◆ **Task to carry out**
You are asked to reproduce the listing exactly and to omit its pictures.

◆ **Exercise data**
☆ ☆ ☆ ☆ ☆

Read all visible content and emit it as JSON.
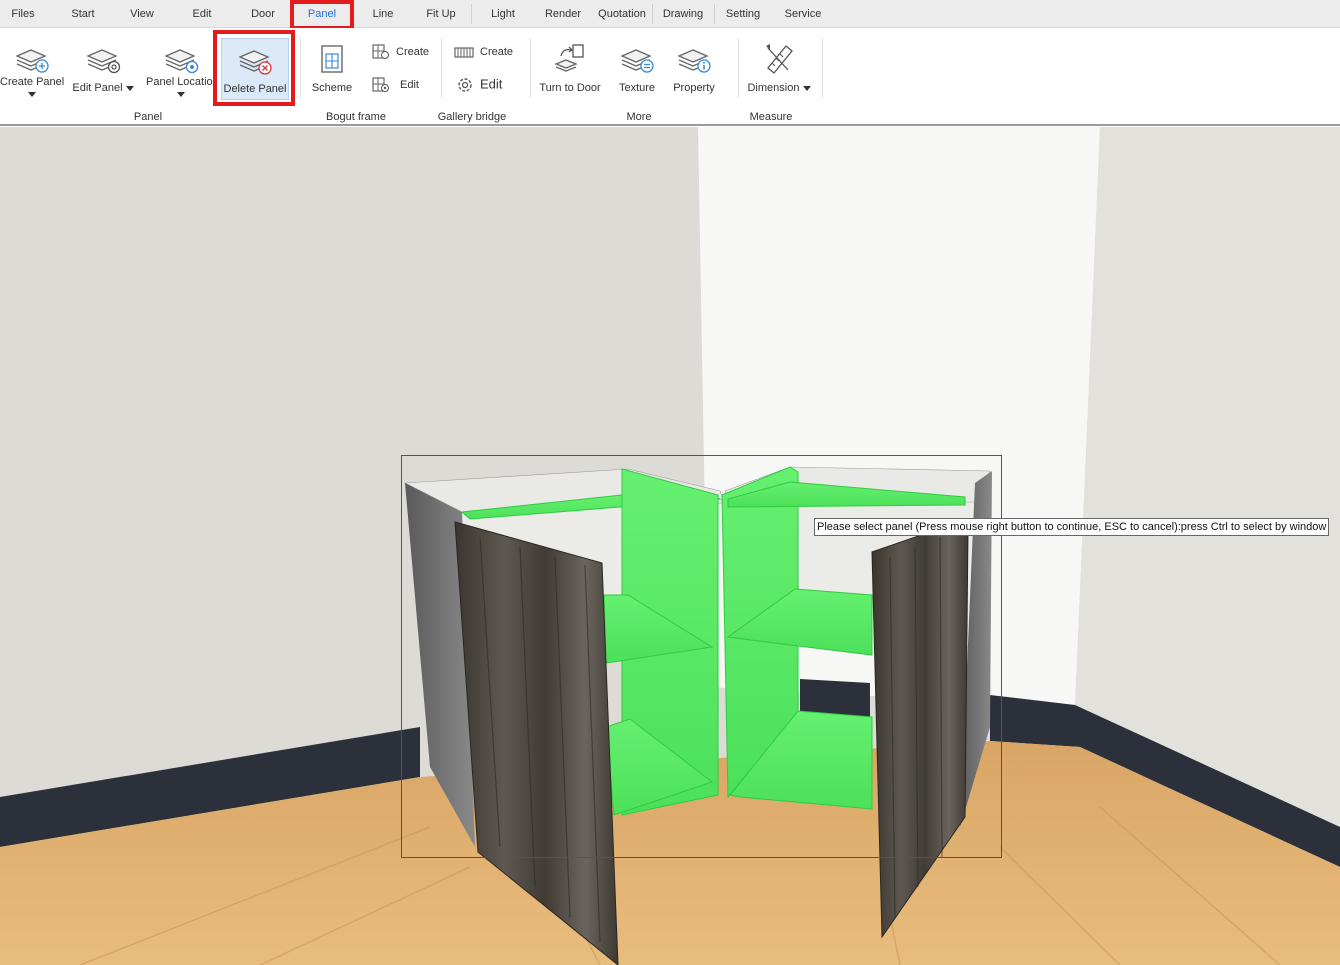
{
  "menu": {
    "items": [
      "Files",
      "Start",
      "View",
      "Edit",
      "Door",
      "Panel",
      "Line",
      "Fit Up",
      "Light",
      "Render",
      "Quotation",
      "Drawing",
      "Setting",
      "Service"
    ],
    "active": "Panel"
  },
  "ribbon": {
    "create_panel": "Create Panel",
    "edit_panel": "Edit Panel",
    "panel_location": "Panel Location",
    "delete_panel": "Delete Panel",
    "scheme": "Scheme",
    "bogut_create": "Create",
    "bogut_edit": "Edit",
    "gallery_create": "Create",
    "gallery_edit": "Edit",
    "turn_to_door": "Turn to Door",
    "texture": "Texture",
    "property": "Property",
    "dimension": "Dimension",
    "groups": {
      "panel": "Panel",
      "bogut_frame": "Bogut frame",
      "gallery_bridge": "Gallery bridge",
      "more": "More",
      "measure": "Measure"
    }
  },
  "viewport": {
    "tooltip": "Please select panel (Press mouse right button to continue, ESC to cancel):press Ctrl to select by window"
  },
  "colors": {
    "highlight": "#e41b1b",
    "active_tab": "#1e6fd6",
    "selected_panel": "#5ef06a",
    "wood": "#4a463f",
    "floor": "#d8a564"
  }
}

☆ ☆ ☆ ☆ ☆

◆ **Reply to the task**
Read all visible content and emit it as JSON.
{
  "menu": {
    "items": [
      "Files",
      "Start",
      "View",
      "Edit",
      "Door",
      "Panel",
      "Line",
      "Fit Up",
      "Light",
      "Render",
      "Quotation",
      "Drawing",
      "Setting",
      "Service"
    ],
    "active": "Panel"
  },
  "ribbon": {
    "create_panel": "Create Panel",
    "edit_panel": "Edit Panel",
    "panel_location": "Panel Location",
    "delete_panel": "Delete Panel",
    "scheme": "Scheme",
    "bogut_create": "Create",
    "bogut_edit": "Edit",
    "gallery_create": "Create",
    "gallery_edit": "Edit",
    "turn_to_door": "Turn to Door",
    "texture": "Texture",
    "property": "Property",
    "dimension": "Dimension",
    "groups": {
      "panel": "Panel",
      "bogut_frame": "Bogut frame",
      "gallery_bridge": "Gallery bridge",
      "more": "More",
      "measure": "Measure"
    }
  },
  "viewport": {
    "tooltip": "Please select panel (Press mouse right button to continue, ESC to cancel):press Ctrl to select by window"
  },
  "colors": {
    "highlight": "#e41b1b",
    "active_tab": "#1e6fd6",
    "selected_panel": "#5ef06a",
    "wood": "#4a463f",
    "floor": "#d8a564"
  }
}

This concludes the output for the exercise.